GlobalJune 27, 2017

People’s views of their national economies don’t always square with data

Many Europeans, Japanese and Americans feel better today about their nations’ economies than they did before the financial crisis, according to a new global survey by Pew Research Center. But those public sentiments aren’t always aligned with a nation’s actual economic performance.

Pew Research CenterJune 7, 2017

U.S. job openings at record high levels

In April, there were more than 6 million nonfarm job openings, according to the federal government’s Job Openings and Labor Turnover Survey.

U.S. PoliticsJune 1, 2017

Trump’s nominees have already faced a large number of cloture votes

The president has been slow to nominate people to fill key posts, and most of those he has named have had to overcome the cloture hurdle before being confirmed.

U.S. PoliticsMay 15, 2017

U.S. trails most developed countries in voter turnout

Among the 35 OECD countries, the U.S. ranks 28th in terms of turnout among the voting-age population, but fourth in terms of turnout among registered voters.

Pew Research CenterMay 4, 2017

Q&A: Political polls and the 2016 election

Courtney Kennedy of Pew Research Center, who chaired survey researchers organization AAPOR’s task force on political polling in the 2016 U.S. elections, discuss the group’s findings and recommendations.

U.S. PoliticsApril 4, 2017

What does the federal government spend your tax dollars on? Social insurance programs, mostly

From Social Security to national parks, a look at long-range trends in federal outlays relative to the U.S. economy

March 23, 2017

Access to paid family leave varies widely across employers, industries

Americans generally support paid family and medical leave, according to a new Pew Research Center survey, but relatively few workers have access to it. Access to paid leave varies considerably by industry, type of employer and employer’s size.

March 17, 2017

The fading of the green: Fewer Americans identify as Irish

The ranks of Americans who trace their ancestry back to Ireland – long one of the most prominent subgroups in American society – are slowly declining.

March 16, 2017

Immigrants don’t make up a majority of workers in any U.S. industry

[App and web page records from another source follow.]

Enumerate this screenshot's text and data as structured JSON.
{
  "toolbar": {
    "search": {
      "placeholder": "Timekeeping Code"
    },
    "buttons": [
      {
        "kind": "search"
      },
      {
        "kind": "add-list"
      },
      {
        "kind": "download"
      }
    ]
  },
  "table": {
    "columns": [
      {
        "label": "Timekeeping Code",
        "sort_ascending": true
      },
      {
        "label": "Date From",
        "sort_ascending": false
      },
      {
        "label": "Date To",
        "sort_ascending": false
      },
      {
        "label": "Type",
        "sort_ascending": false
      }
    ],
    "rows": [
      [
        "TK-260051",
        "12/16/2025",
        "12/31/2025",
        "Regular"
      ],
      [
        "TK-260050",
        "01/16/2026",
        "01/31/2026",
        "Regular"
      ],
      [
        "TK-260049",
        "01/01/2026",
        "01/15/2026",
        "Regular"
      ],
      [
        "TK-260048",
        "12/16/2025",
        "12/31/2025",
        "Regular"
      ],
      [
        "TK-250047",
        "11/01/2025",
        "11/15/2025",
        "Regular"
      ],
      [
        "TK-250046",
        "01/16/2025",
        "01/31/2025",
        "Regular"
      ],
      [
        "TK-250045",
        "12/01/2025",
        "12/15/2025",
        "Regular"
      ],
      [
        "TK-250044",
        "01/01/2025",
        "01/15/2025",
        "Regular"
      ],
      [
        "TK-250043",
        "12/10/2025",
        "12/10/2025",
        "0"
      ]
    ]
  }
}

Immigrants made up 17.2% of the total U.S. workforce in 2014, or about 27 million workers. Private households were the biggest immigrant-employing “industry,” followed by textile, apparel and leather manufacturers and the farm sector.

March 7, 2017

What the unemployment rate does – and doesn’t – say about the economy

Although the unemployment rate gets most of the attention, the government’s monthly jobs report contains lots of other data that, properly interpreted, can provide a fuller picture of the U.S. economy.